Meanwhile, Gary Fox also was driving east in the right-hand travel lane behind the Cusick car. His attention was momentarily diverted by a boat on a trailer in the right-hand parking lane. When his attention was again drawn to the Cusick car in front of him it was too late. Although he applied his brakes, honked the horn and attempted to turn to the left, he had come upon the Cusick car too closely and struck it in the rear. Each car sustained major damage. The Cusicks do not seek to recover for car damage, but do request compensation for neck and back injuries claimed to have been caused by the accident.
Mrs. Cusick was immediately taken to the hospital, examined by a doctor and released. That doctor did not testify. She received no further treatment. Mr. Cusick was not examined at that time. The next day they returned to their California home. Three days after that, Mr. Cusick visited his doctor. He lost no time from his employment.
The record reveals that Mr. Cusick had injured his back long before the accident and had recurring problems with it. His doctor testified that his pre-existing back condition was aggravated by the accident. The record also shows that sometime after the accident and before this action was commenced, Mr. Cusick strained and twisted his back and again received medical treatment. Much of the jury argument of counsel dwelled upon whether Mr. Cusick's back complaints were aggravated by the accident, or were due to other misadventures.
It was for the jury to weigh the evidence and assess the credibility to be accorded the several witnesses. It is impossible for us to know whether the jury found for the defendant Fox because of a belief that he did not proximately cause the collision, or because of a belief that the Cusicks did not truly sustain personal injuries as a result of the collision. With regard to the matter of injury and damage, it was within the province of the jury to decide that an accident occurred without compensable injury.

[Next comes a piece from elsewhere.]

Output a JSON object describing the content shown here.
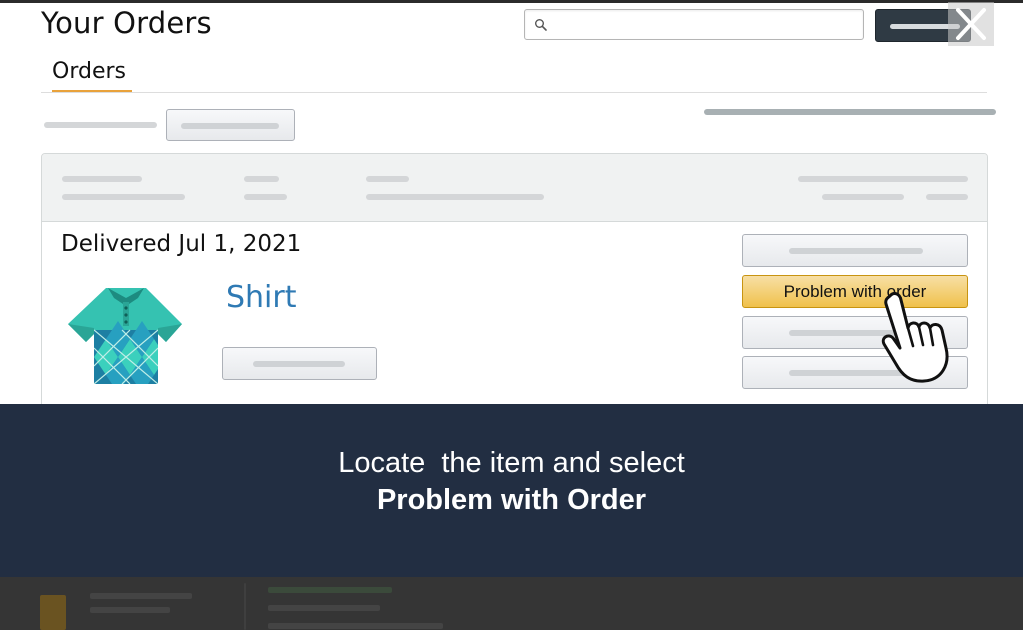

The fact that the weight of the evidence bearing on cause may have been against the verdict returned in the view of the trial judge, does not invest him with authority to order that the cause be tried again.
The order granting a new trial is reversed and the jury verdict is reinstated.
GUNDERSON, C.J., and BATJER, ZENOFF, and MOWBRAY, JJ., concur.